● **Task to complete**: In your copy, drop the images and return each record exactly as it stands.

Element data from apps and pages
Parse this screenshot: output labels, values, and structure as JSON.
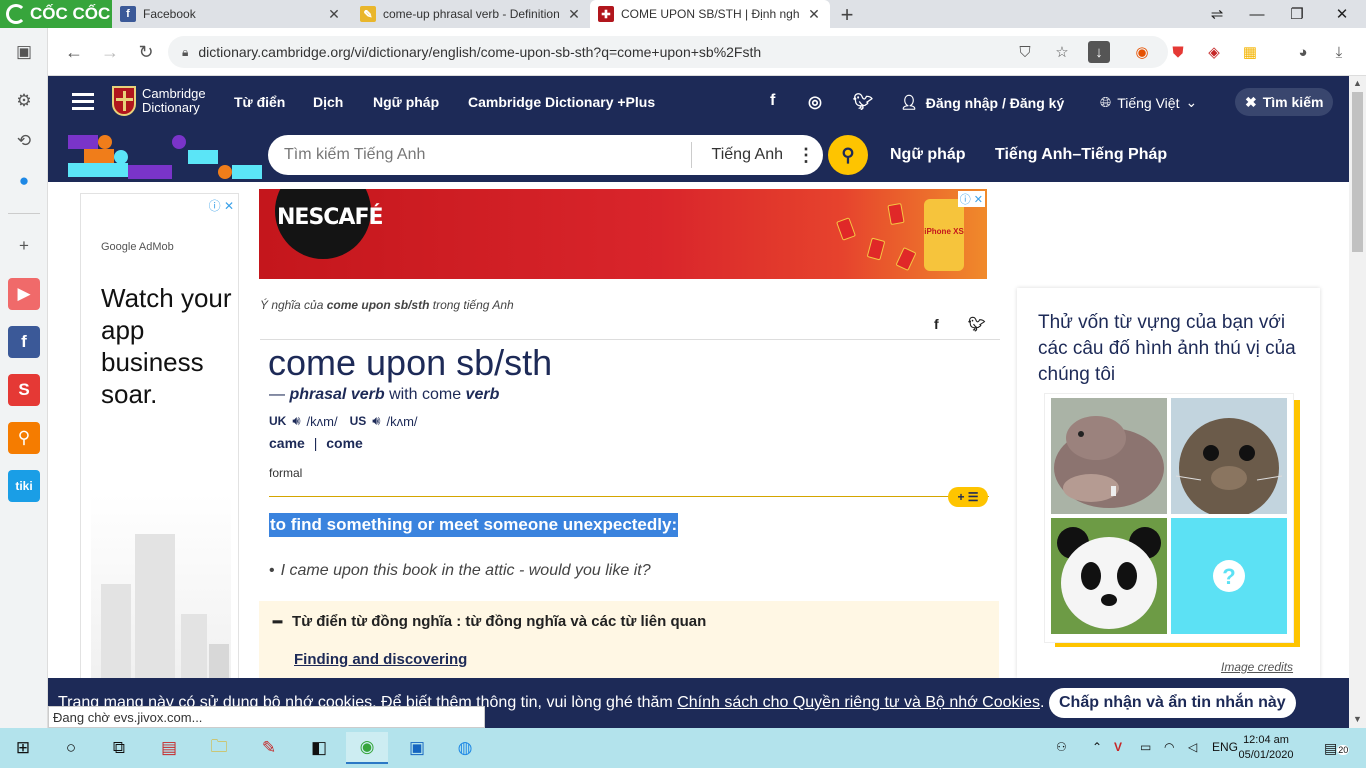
{
  "browser": {
    "brand": "CỐC CỐC",
    "tabs": [
      {
        "title": "Facebook",
        "active": false
      },
      {
        "title": "come-up phrasal verb - Definition",
        "active": false
      },
      {
        "title": "COME UPON SB/STH | Định nghĩa",
        "active": true
      }
    ],
    "url": "dictionary.cambridge.org/vi/dictionary/english/come-upon-sb-sth?q=come+upon+sb%2Fsth",
    "status": "Đang chờ evs.jivox.com..."
  },
  "site": {
    "logo_line1": "Cambridge",
    "logo_line2": "Dictionary",
    "nav": [
      "Từ điển",
      "Dịch",
      "Ngữ pháp",
      "Cambridge Dictionary +Plus"
    ],
    "login": "Đăng nhập / Đăng ký",
    "language": "Tiếng Việt",
    "search_toggle": "Tìm kiếm",
    "search_placeholder": "Tìm kiếm Tiếng Anh",
    "search_dict": "Tiếng Anh",
    "band_links": [
      "Ngữ pháp",
      "Tiếng Anh–Tiếng Pháp"
    ]
  },
  "left_ad": {
    "admob": "Google AdMob",
    "headline": "Watch your app business soar."
  },
  "banner_ad": {
    "brand": "NESCAFÉ",
    "phone_label": "iPhone XS"
  },
  "entry": {
    "crumb_pre": "Ý nghĩa của ",
    "crumb_word": "come upon sb/sth",
    "crumb_post": " trong tiếng Anh",
    "headword": "come upon sb/sth",
    "pos_dash": "—",
    "pos_type": "phrasal verb",
    "pos_with": "with come",
    "pos_verb": "verb",
    "uk_label": "UK",
    "uk_ipa": "/kʌm/",
    "us_label": "US",
    "us_ipa": "/kʌm/",
    "form1": "came",
    "form_sep": "|",
    "form2": "come",
    "register": "formal",
    "definition": "to find something or meet someone unexpectedly:",
    "example": "I came upon this book in the attic - would you like it?",
    "thesaurus_heading": "Từ điển từ đồng nghĩa : từ đồng nghĩa và các từ liên quan",
    "thesaurus_link": "Finding and discovering"
  },
  "quiz": {
    "title": "Thử vốn từ vựng của bạn với các câu đố hình ảnh thú vị của chúng tôi",
    "credits": "Image credits"
  },
  "cookie": {
    "text_pre": "Trang mạng này có sử dụng bộ nhớ cookies. Để biết thêm thông tin, vui lòng ghé thăm ",
    "link": "Chính sách cho Quyền riêng tư và Bộ nhớ Cookies",
    "text_post": ".",
    "button": "Chấp nhận và ẩn tin nhắn này"
  },
  "taskbar": {
    "lang": "ENG",
    "time": "12:04 am",
    "date": "05/01/2020",
    "notifications": "20"
  }
}
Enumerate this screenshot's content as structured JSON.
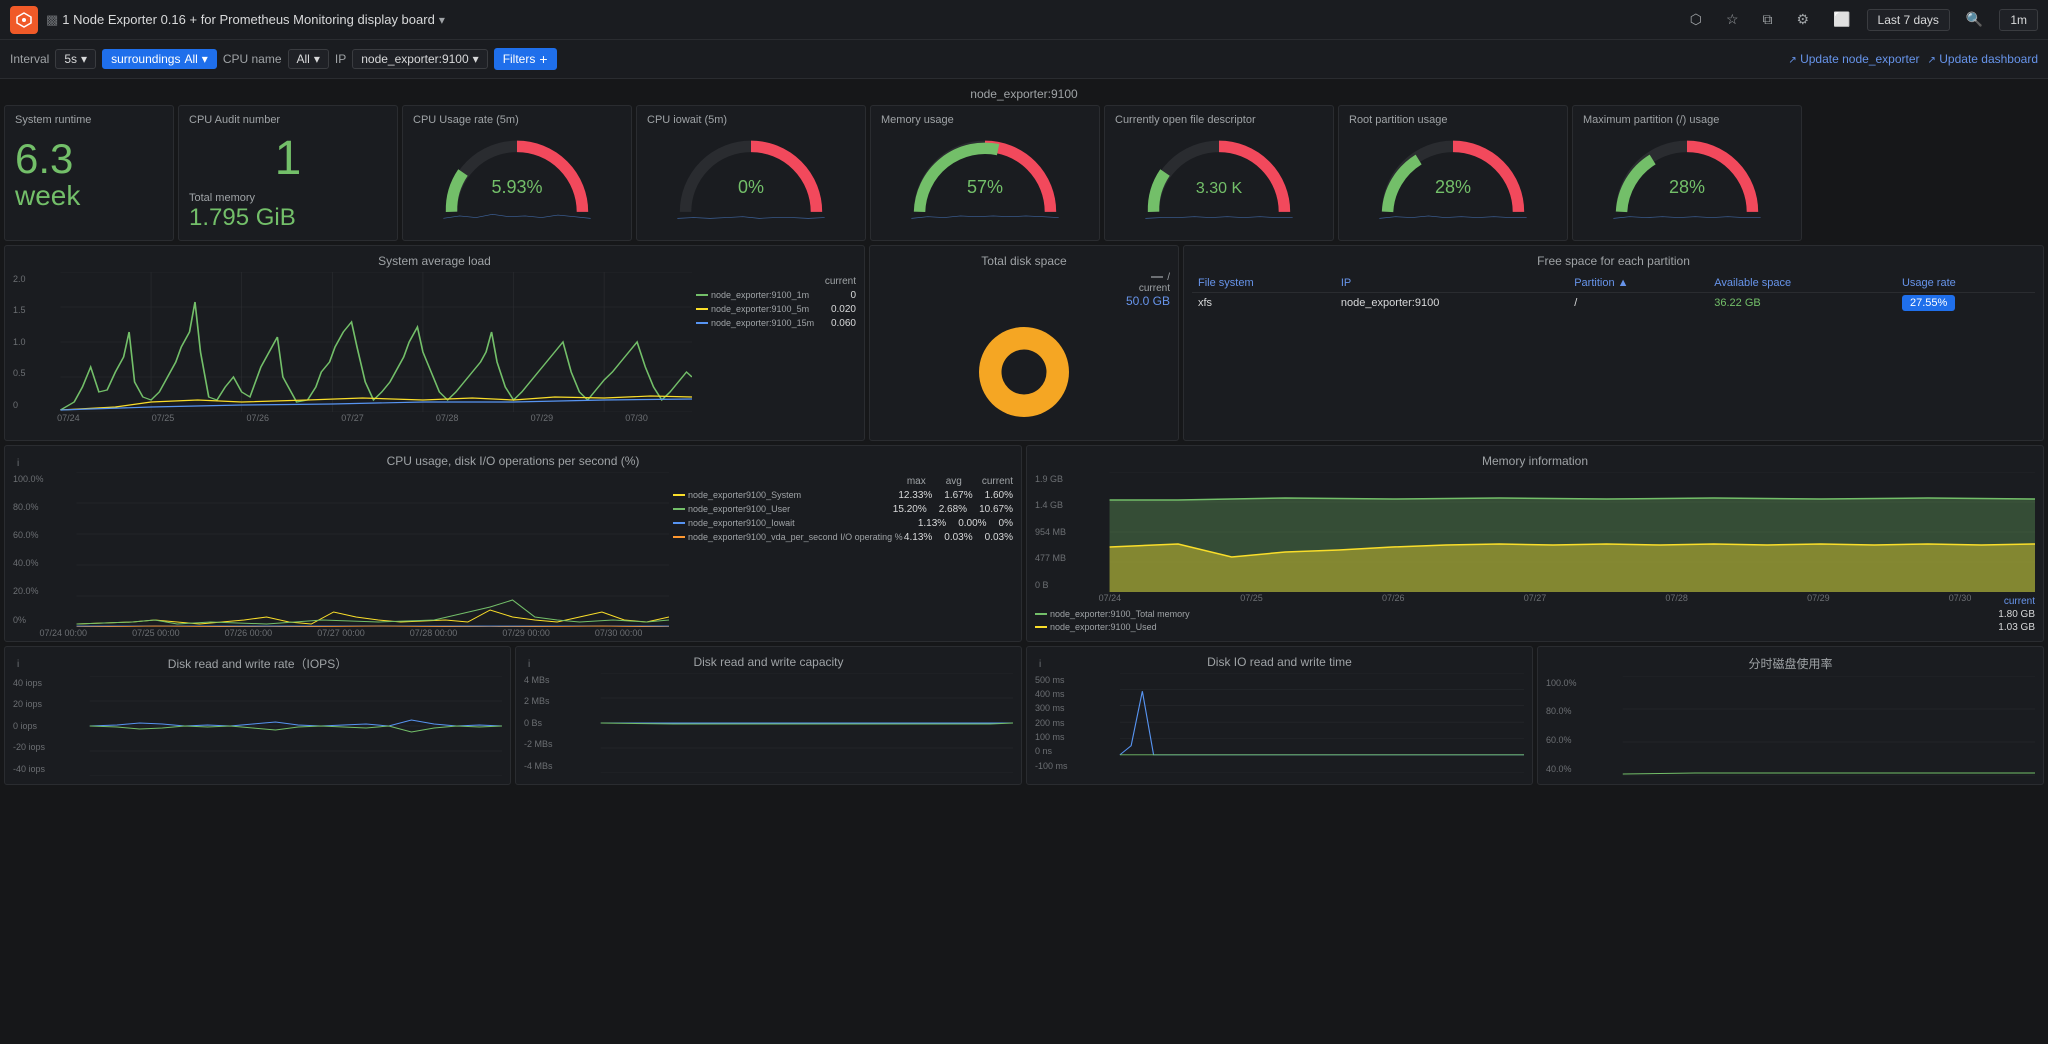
{
  "header": {
    "title": "1 Node Exporter 0.16 + for Prometheus Monitoring display board",
    "icon": "⬡",
    "update_node": "Update node_exporter",
    "update_dashboard": "Update dashboard"
  },
  "toolbar": {
    "interval_label": "Interval",
    "interval_value": "5s",
    "surroundings_label": "surroundings",
    "surroundings_value": "All",
    "cpu_name_label": "CPU name",
    "cpu_name_value": "All",
    "ip_label": "IP",
    "ip_value": "node_exporter:9100",
    "filters_label": "Filters"
  },
  "top_section": {
    "host_label": "node_exporter:9100",
    "time_range": "Last 7 days",
    "refresh": "1m"
  },
  "metrics": {
    "system_runtime": {
      "title": "System runtime",
      "value": "6.3",
      "unit": "week"
    },
    "cpu_audit": {
      "title": "CPU Audit number",
      "count": "1",
      "sub_title": "Total memory",
      "memory": "1.795 GiB"
    },
    "cpu_usage": {
      "title": "CPU Usage rate (5m)",
      "value": "5.93%",
      "percentage": 5.93
    },
    "cpu_iowait": {
      "title": "CPU iowait (5m)",
      "value": "0%",
      "percentage": 0
    },
    "memory_usage": {
      "title": "Memory usage",
      "value": "57%",
      "percentage": 57
    },
    "open_file": {
      "title": "Currently open file descriptor",
      "value": "3.30 K"
    },
    "root_partition": {
      "title": "Root partition usage",
      "value": "28%",
      "percentage": 28
    },
    "max_partition": {
      "title": "Maximum partition (/) usage",
      "value": "28%",
      "percentage": 28
    }
  },
  "system_avg_load": {
    "title": "System average load",
    "legend": [
      {
        "label": "node_exporter:9100_1m",
        "color": "#73bf69",
        "current": "0"
      },
      {
        "label": "node_exporter:9100_5m",
        "color": "#fade2a",
        "current": "0.020"
      },
      {
        "label": "node_exporter:9100_15m",
        "color": "#5794f2",
        "current": "0.060"
      }
    ],
    "x_labels": [
      "07/24",
      "07/25",
      "07/26",
      "07/27",
      "07/28",
      "07/29",
      "07/30"
    ],
    "y_labels": [
      "2.0",
      "1.5",
      "1.0",
      "0.5",
      "0"
    ]
  },
  "total_disk": {
    "title": "Total disk space",
    "partition": "/",
    "current_label": "current",
    "value": "50.0 GB"
  },
  "free_space": {
    "title": "Free space for each partition",
    "columns": [
      "File system",
      "IP",
      "Partition",
      "Available space",
      "Usage rate"
    ],
    "rows": [
      {
        "filesystem": "xfs",
        "ip": "node_exporter:9100",
        "partition": "/",
        "available": "36.22 GB",
        "usage": "27.55%"
      }
    ]
  },
  "cpu_disk_ops": {
    "title": "CPU usage, disk I/O operations per second (%)",
    "legend": [
      {
        "label": "node_exporter9100_System",
        "color": "#fade2a",
        "max": "12.33%",
        "avg": "1.67%",
        "current": "1.60%"
      },
      {
        "label": "node_exporter9100_User",
        "color": "#73bf69",
        "max": "15.20%",
        "avg": "2.68%",
        "current": "10.67%"
      },
      {
        "label": "node_exporter9100_Iowait",
        "color": "#5794f2",
        "max": "1.13%",
        "avg": "0.00%",
        "current": "0%"
      },
      {
        "label": "node_exporter9100_vda_per_second I/O operating %",
        "color": "#f2495c",
        "max": "4.13%",
        "avg": "0.03%",
        "current": "0.03%"
      }
    ],
    "y_labels": [
      "100.0%",
      "80.0%",
      "60.0%",
      "40.0%",
      "20.0%",
      "0%"
    ],
    "x_labels": [
      "07/24 00:00",
      "07/25 00:00",
      "07/26 00:00",
      "07/27 00:00",
      "07/28 00:00",
      "07/29 00:00",
      "07/30 00:00"
    ]
  },
  "memory_info": {
    "title": "Memory information",
    "y_labels": [
      "1.9 GB",
      "1.4 GB",
      "954 MB",
      "477 MB",
      "0 B"
    ],
    "x_labels": [
      "07/24",
      "07/25",
      "07/26",
      "07/27",
      "07/28",
      "07/29",
      "07/30"
    ],
    "legend": [
      {
        "label": "node_exporter:9100_Total memory",
        "color": "#73bf69",
        "current": "1.80 GB"
      },
      {
        "label": "node_exporter:9100_Used",
        "color": "#fade2a",
        "current": "1.03 GB"
      }
    ],
    "current_label": "current"
  },
  "disk_rw_rate": {
    "title": "Disk read and write rate（IOPS）",
    "y_labels": [
      "40 iops",
      "20 iops",
      "0 iops",
      "-20 iops",
      "-40 iops"
    ]
  },
  "disk_rw_capacity": {
    "title": "Disk read and write capacity",
    "y_labels": [
      "4 MBs",
      "2 MBs",
      "0 Bs",
      "-2 MBs",
      "-4 MBs"
    ]
  },
  "disk_io_time": {
    "title": "Disk IO read and write time",
    "y_labels": [
      "500 ms",
      "400 ms",
      "300 ms",
      "200 ms",
      "100 ms",
      "0 ns",
      "-100 ms"
    ]
  },
  "disk_usage_rate": {
    "title": "分时磁盘使用率",
    "y_labels": [
      "100.0%",
      "80.0%",
      "60.0%",
      "40.0%"
    ]
  }
}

● **Task response**:
Parse this screenshot: output labels, values, and structure as JSON.
{
  "browser": {
    "brand": "CỐC CỐC",
    "tabs": [
      {
        "title": "Facebook",
        "active": false
      },
      {
        "title": "come-up phrasal verb - Definition",
        "active": false
      },
      {
        "title": "COME UPON SB/STH | Định nghĩa",
        "active": true
      }
    ],
    "url": "dictionary.cambridge.org/vi/dictionary/english/come-upon-sb-sth?q=come+upon+sb%2Fsth",
    "status": "Đang chờ evs.jivox.com..."
  },
  "site": {
    "logo_line1": "Cambridge",
    "logo_line2": "Dictionary",
    "nav": [
      "Từ điển",
      "Dịch",
      "Ngữ pháp",
      "Cambridge Dictionary +Plus"
    ],
    "login": "Đăng nhập / Đăng ký",
    "language": "Tiếng Việt",
    "search_toggle": "Tìm kiếm",
    "search_placeholder": "Tìm kiếm Tiếng Anh",
    "search_dict": "Tiếng Anh",
    "band_links": [
      "Ngữ pháp",
      "Tiếng Anh–Tiếng Pháp"
    ]
  },
  "left_ad": {
    "admob": "Google AdMob",
    "headline": "Watch your app business soar."
  },
  "banner_ad": {
    "brand": "NESCAFÉ",
    "phone_label": "iPhone XS"
  },
  "entry": {
    "crumb_pre": "Ý nghĩa của ",
    "crumb_word": "come upon sb/sth",
    "crumb_post": " trong tiếng Anh",
    "headword": "come upon sb/sth",
    "pos_dash": "—",
    "pos_type": "phrasal verb",
    "pos_with": "with come",
    "pos_verb": "verb",
    "uk_label": "UK",
    "uk_ipa": "/kʌm/",
    "us_label": "US",
    "us_ipa": "/kʌm/",
    "form1": "came",
    "form_sep": "|",
    "form2": "come",
    "register": "formal",
    "definition": "to find something or meet someone unexpectedly:",
    "example": "I came upon this book in the attic - would you like it?",
    "thesaurus_heading": "Từ điển từ đồng nghĩa : từ đồng nghĩa và các từ liên quan",
    "thesaurus_link": "Finding and discovering"
  },
  "quiz": {
    "title": "Thử vốn từ vựng của bạn với các câu đố hình ảnh thú vị của chúng tôi",
    "credits": "Image credits"
  },
  "cookie": {
    "text_pre": "Trang mạng này có sử dụng bộ nhớ cookies. Để biết thêm thông tin, vui lòng ghé thăm ",
    "link": "Chính sách cho Quyền riêng tư và Bộ nhớ Cookies",
    "text_post": ".",
    "button": "Chấp nhận và ẩn tin nhắn này"
  },
  "taskbar": {
    "lang": "ENG",
    "time": "12:04 am",
    "date": "05/01/2020",
    "notifications": "20"
  }
}
Enumerate this screenshot's content as structured JSON.
{
  "header": {
    "title": "1 Node Exporter 0.16 + for Prometheus Monitoring display board",
    "icon": "⬡",
    "update_node": "Update node_exporter",
    "update_dashboard": "Update dashboard"
  },
  "toolbar": {
    "interval_label": "Interval",
    "interval_value": "5s",
    "surroundings_label": "surroundings",
    "surroundings_value": "All",
    "cpu_name_label": "CPU name",
    "cpu_name_value": "All",
    "ip_label": "IP",
    "ip_value": "node_exporter:9100",
    "filters_label": "Filters"
  },
  "top_section": {
    "host_label": "node_exporter:9100",
    "time_range": "Last 7 days",
    "refresh": "1m"
  },
  "metrics": {
    "system_runtime": {
      "title": "System runtime",
      "value": "6.3",
      "unit": "week"
    },
    "cpu_audit": {
      "title": "CPU Audit number",
      "count": "1",
      "sub_title": "Total memory",
      "memory": "1.795 GiB"
    },
    "cpu_usage": {
      "title": "CPU Usage rate (5m)",
      "value": "5.93%",
      "percentage": 5.93
    },
    "cpu_iowait": {
      "title": "CPU iowait (5m)",
      "value": "0%",
      "percentage": 0
    },
    "memory_usage": {
      "title": "Memory usage",
      "value": "57%",
      "percentage": 57
    },
    "open_file": {
      "title": "Currently open file descriptor",
      "value": "3.30 K"
    },
    "root_partition": {
      "title": "Root partition usage",
      "value": "28%",
      "percentage": 28
    },
    "max_partition": {
      "title": "Maximum partition (/) usage",
      "value": "28%",
      "percentage": 28
    }
  },
  "system_avg_load": {
    "title": "System average load",
    "legend": [
      {
        "label": "node_exporter:9100_1m",
        "color": "#73bf69",
        "current": "0"
      },
      {
        "label": "node_exporter:9100_5m",
        "color": "#fade2a",
        "current": "0.020"
      },
      {
        "label": "node_exporter:9100_15m",
        "color": "#5794f2",
        "current": "0.060"
      }
    ],
    "x_labels": [
      "07/24",
      "07/25",
      "07/26",
      "07/27",
      "07/28",
      "07/29",
      "07/30"
    ],
    "y_labels": [
      "2.0",
      "1.5",
      "1.0",
      "0.5",
      "0"
    ]
  },
  "total_disk": {
    "title": "Total disk space",
    "partition": "/",
    "current_label": "current",
    "value": "50.0 GB"
  },
  "free_space": {
    "title": "Free space for each partition",
    "columns": [
      "File system",
      "IP",
      "Partition",
      "Available space",
      "Usage rate"
    ],
    "rows": [
      {
        "filesystem": "xfs",
        "ip": "node_exporter:9100",
        "partition": "/",
        "available": "36.22 GB",
        "usage": "27.55%"
      }
    ]
  },
  "cpu_disk_ops": {
    "title": "CPU usage, disk I/O operations per second (%)",
    "legend": [
      {
        "label": "node_exporter9100_System",
        "color": "#fade2a",
        "max": "12.33%",
        "avg": "1.67%",
        "current": "1.60%"
      },
      {
        "label": "node_exporter9100_User",
        "color": "#73bf69",
        "max": "15.20%",
        "avg": "2.68%",
        "current": "10.67%"
      },
      {
        "label": "node_exporter9100_Iowait",
        "color": "#5794f2",
        "max": "1.13%",
        "avg": "0.00%",
        "current": "0%"
      },
      {
        "label": "node_exporter9100_vda_per_second I/O operating %",
        "color": "#f2495c",
        "max": "4.13%",
        "avg": "0.03%",
        "current": "0.03%"
      }
    ],
    "y_labels": [
      "100.0%",
      "80.0%",
      "60.0%",
      "40.0%",
      "20.0%",
      "0%"
    ],
    "x_labels": [
      "07/24 00:00",
      "07/25 00:00",
      "07/26 00:00",
      "07/27 00:00",
      "07/28 00:00",
      "07/29 00:00",
      "07/30 00:00"
    ]
  },
  "memory_info": {
    "title": "Memory information",
    "y_labels": [
      "1.9 GB",
      "1.4 GB",
      "954 MB",
      "477 MB",
      "0 B"
    ],
    "x_labels": [
      "07/24",
      "07/25",
      "07/26",
      "07/27",
      "07/28",
      "07/29",
      "07/30"
    ],
    "legend": [
      {
        "label": "node_exporter:9100_Total memory",
        "color": "#73bf69",
        "current": "1.80 GB"
      },
      {
        "label": "node_exporter:9100_Used",
        "color": "#fade2a",
        "current": "1.03 GB"
      }
    ],
    "current_label": "current"
  },
  "disk_rw_rate": {
    "title": "Disk read and write rate（IOPS）",
    "y_labels": [
      "40 iops",
      "20 iops",
      "0 iops",
      "-20 iops",
      "-40 iops"
    ]
  },
  "disk_rw_capacity": {
    "title": "Disk read and write capacity",
    "y_labels": [
      "4 MBs",
      "2 MBs",
      "0 Bs",
      "-2 MBs",
      "-4 MBs"
    ]
  },
  "disk_io_time": {
    "title": "Disk IO read and write time",
    "y_labels": [
      "500 ms",
      "400 ms",
      "300 ms",
      "200 ms",
      "100 ms",
      "0 ns",
      "-100 ms"
    ]
  },
  "disk_usage_rate": {
    "title": "分时磁盘使用率",
    "y_labels": [
      "100.0%",
      "80.0%",
      "60.0%",
      "40.0%"
    ]
  }
}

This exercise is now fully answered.